The new Sports Medicine Clinic at Children’s Hospital & Medical Center will work with student athletes, their families, and teachers to customize a “return to learn” plan. Dr. Moffatt considers it to be an important part of the recovery process.

“Return to learn is a significant step, in my mind. We’re considering cognitive function and how we help the brain heal,” he says. “We’ll work with schools to help kids get back on track in the classroom.”

The Sports Medicine Clinic at Children’s Hospital & Medical Center is open to families by appointment. No physician referral is needed. To make an appointment, call 402-955-PLAY (7529). For more information, visit ChildrensOmaha.org/SportsMedicine.

Passionate about pediatric sports medicine, Dr. Kody Moffatt is a highly regarded, well-known expert in the field. An athletic trainer turned pediatrician, he holds a Master of Science degree in orthopaedic surgery and is a Fellow in the American College of Sports Medicine. Dr. Moffatt helps shape sports medicine policy on a state and national level as an advisor to the American Academy of Pediatrics and the Nebraska High School Activities Association.

Dan Urban

February 25, 2013 by
Photography by Bill Sitzmann

Even while pursuing a degree in physics at the University of San Diego, Omaha native Dan Urban always knew he would build a career around his love of horses.

So after graduating college in 2006, he moved back to Nebraska to do just that. Urban serves as a trainer, instructor, and co-owner at Quail Run Horse Centre. His parents, Jim and Patrice, opened the facility near 220th and West Maple Road more than 25 years ago, and it’s where Urban nurtured his passion for equestrian sports, including show jumping.

The sport will be in the spotlight this spring when Omaha hosts The International, an equestrian jumping competition. Now in its second year, the event takes place April 12-13 at the CenturyLink Center Omaha downtown. Organizers are expecting about 200 horses, 135 to 150 professional and amateur riders, and thousands of spectators.

Urban, 29, will be among the local riders. He’s excited about getting the chance to compete at home instead of having to travel to Kansas City, Des Moines, and other cities.25 January 2013- Dan Urban is photographed at Quail Run for Omaha Magazine.

A graduate of Skutt Catholic High School, Urban has been riding horses since he was 4. He loves equestrian sports because of the thrill of competition and the unique partnership between horse and rider.

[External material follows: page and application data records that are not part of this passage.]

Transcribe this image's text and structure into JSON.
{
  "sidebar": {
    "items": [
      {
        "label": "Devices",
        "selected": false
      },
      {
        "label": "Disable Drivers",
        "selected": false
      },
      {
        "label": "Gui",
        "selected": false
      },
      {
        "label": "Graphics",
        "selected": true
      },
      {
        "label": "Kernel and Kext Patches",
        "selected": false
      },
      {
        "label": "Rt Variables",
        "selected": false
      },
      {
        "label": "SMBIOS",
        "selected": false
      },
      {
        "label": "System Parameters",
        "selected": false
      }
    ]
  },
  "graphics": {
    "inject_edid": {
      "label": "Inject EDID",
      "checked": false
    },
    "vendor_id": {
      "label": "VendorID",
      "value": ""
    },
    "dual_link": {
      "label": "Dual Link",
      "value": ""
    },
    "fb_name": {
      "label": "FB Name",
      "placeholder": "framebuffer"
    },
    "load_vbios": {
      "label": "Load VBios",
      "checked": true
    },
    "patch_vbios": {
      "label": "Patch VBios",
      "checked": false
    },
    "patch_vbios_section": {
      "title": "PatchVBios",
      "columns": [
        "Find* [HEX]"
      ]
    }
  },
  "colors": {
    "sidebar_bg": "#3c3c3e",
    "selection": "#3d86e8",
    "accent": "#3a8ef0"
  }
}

“Once you get horses in your blood,” he says, “it’s hard to get it out.”

Urban travels all over the country to compete in show jumping, sometimes as much as two weeks out of the month. In May 2012, he and his horse, Astro Boy, won the Grand Prix title at the Midstates Horse Show in Mason City, Iowa.

There’s a great deal of work involved before hitting the competition ring. To build stamina and strength and bring horses to peak fitness and readiness, they undergo various technical exercises, jumps, and other techniques.

“Just like any athlete, you want to make sure they’re in top fitness,” he says.

“Once you get horses in your blood, it’s hard to get it out.”

At Quail Run, Urban spends a good chunk of his day riding and keeping horses in shape. The farm offers acres of trails as well as indoor and outdoor riding arenas. He also gives lessons to riders of all ages and skill levels. Teaching is one of his favorite parts of his work.

In addition to competing at The International, Urban, along with many of his family members, will help with event setup, promotional activities, and other aspects. Bringing high-level equestrian events like the International to Omaha, he says, helps increase awareness and generates interest in horse sports to a wider audience.

25 January 2013- Dan Urban is photographed at Quail Run for Omaha Magazine.

Omahan Lisa Roskens, The International’s chairman of the board, says Urban’s horsemanship and character make him a wonderful representative of the sport.

“For a professional in a sport that takes so much guts, he is very quiet and thoughtful, not brash or full of bravado,” Roskens says. “His down-to-earth approach, combined with a good sense of humor and good horsemanship, make him very effective. He works hard, he’s kind and compassionate to his clients and horses, and really deserves a shot at the spotlight.”